Henry Kautz, a professor of computer science at the University of Rochester in New York, sees a similar dynamic with technology.
“People have been quick to point to studies that show increases in screen time and increases in depression. But it’s really unclear which way the causation goes,” he said. “Are people who are bullied and isolated seeking refuge in more screen time or is it the other way around?”
Less blame, more action
The parents of Alec and Caleb are moving past blame into action. The Murrays are working with the Reno Behavioral Healthcare Hospital and other agencies to better coordinate local suicide prevention. Caleb’s parents created Forever14.org, a website dedicated to promoting conversation and human connection in order to prevent teen suicide. They have filed paperwork to create a nonprofit with the same mission.
“Don’t think it’s too young to talk to your kids about if they might feel like hurting themselves. You might think you have time to tell them, but you can’t go back,” Caleb’s father, Storm Stenvold, said. “I don’t know what pain he was in for that time that he felt he needed to do this. He decided on this very quickly. He was rarely alone. He was home less than three hours by himself.”
Paige Murray agrees, which is why she and her husband, Lee, said they weren’t going to be silent about Alec’s suicide.
“Every family needs to have a conversation about suicide with their children –starting very young. Don’t just spring it on them when they’re 10,” she said. “It should be part of everyday conversation about loving yourself and making sure tomorrow is another day. Make sure it becomes a part of everyday knowledge.”
“This wasn’t a conversation that ever entered our house until June 8, but knowing what we know now, it should be. We were blindsided by it,” Lee Murray said. “It’s hindsight. We could have done better, but how would you know?”
Kaiser Health News (KHN) is a nonprofit news service covering health issues. It is an editorially independent program of the Kaiser Family Foundation that is not affiliated with Kaiser Permanente.

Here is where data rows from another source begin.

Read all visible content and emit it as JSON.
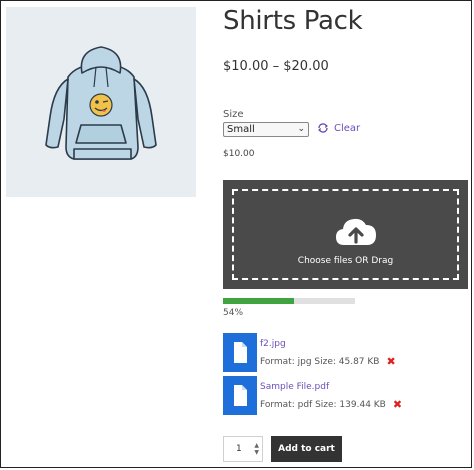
{
  "product": {
    "title": "Shirts Pack",
    "price_range": "$10.00 – $20.00",
    "image_icon": "hoodie-product-image"
  },
  "variation": {
    "label": "Size",
    "selected": "Small",
    "clear_label": "Clear",
    "price": "$10.00"
  },
  "upload": {
    "drop_text": "Choose files OR Drag",
    "progress_percent": 54,
    "progress_label": "54%",
    "progress_color": "#3fa33f",
    "files": [
      {
        "name": "f2.jpg",
        "meta": "Format: jpg Size: 45.87 KB"
      },
      {
        "name": "Sample File.pdf",
        "meta": "Format: pdf Size: 139.44 KB"
      }
    ]
  },
  "cart": {
    "quantity": "1",
    "add_label": "Add to cart"
  },
  "colors": {
    "accent_link": "#6b4fb8",
    "file_icon": "#1e6fd9",
    "dropzone_bg": "#4a4a4a",
    "remove": "#e02020"
  }
}
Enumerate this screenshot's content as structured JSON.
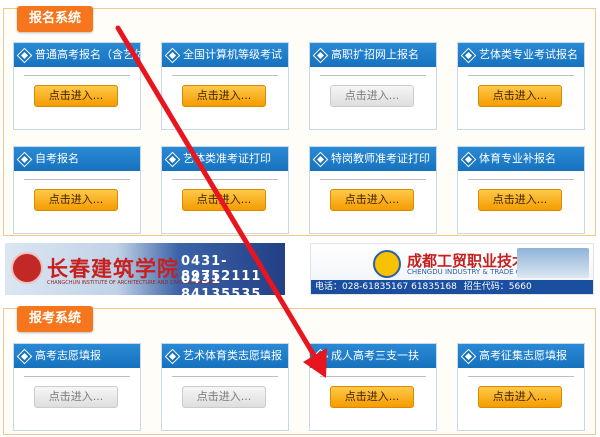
{
  "baoming": {
    "title": "报名系统",
    "cards": [
      {
        "label": "普通高考报名（含艺体）",
        "button": "点击进入...",
        "state": "active"
      },
      {
        "label": "全国计算机等级考试",
        "button": "点击进入...",
        "state": "active"
      },
      {
        "label": "高职扩招网上报名",
        "button": "点击进入...",
        "state": "disabled"
      },
      {
        "label": "艺体类专业考试报名",
        "button": "点击进入...",
        "state": "active"
      },
      {
        "label": "自考报名",
        "button": "点击进入...",
        "state": "active"
      },
      {
        "label": "艺体类准考证打印",
        "button": "点击进入...",
        "state": "active"
      },
      {
        "label": "特岗教师准考证打印",
        "button": "点击进入...",
        "state": "active"
      },
      {
        "label": "体育专业补报名",
        "button": "点击进入...",
        "state": "active"
      }
    ]
  },
  "banners": {
    "left": {
      "title": "长春建筑学院",
      "subtitle": "CHANGCHUN INSTITUTE OF ARCHITECTURE AND CIVIL ENGINEERING",
      "phones": [
        "0431-89752111",
        "0431-84135535"
      ]
    },
    "right": {
      "title": "成都工贸职业技术学院",
      "subtitle": "CHENGDU INDUSTRY & TRADE COLLEGE",
      "phone": "电话：028-61835167 61835168",
      "code": "招生代码：5660"
    }
  },
  "baokao": {
    "title": "报考系统",
    "cards": [
      {
        "label": "高考志愿填报",
        "button": "点击进入...",
        "state": "disabled"
      },
      {
        "label": "艺术体育类志愿填报",
        "button": "点击进入...",
        "state": "disabled"
      },
      {
        "label": "成人高考三支一扶",
        "button": "点击进入...",
        "state": "active"
      },
      {
        "label": "高考征集志愿填报",
        "button": "点击进入...",
        "state": "active"
      }
    ]
  },
  "colors": {
    "accent": "#f5761d",
    "header_blue": "#1672bd",
    "button_orange": "#f59c00",
    "annotation_red": "#e8141e"
  }
}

If you or someone you know may be struggling with suicidal thoughts, you can call the National Suicide Prevention Lifeline at 800-273-TALK (8255) any time of day or night or chat online.You can also text HOME to 741741 to reach the Crisis Text Line.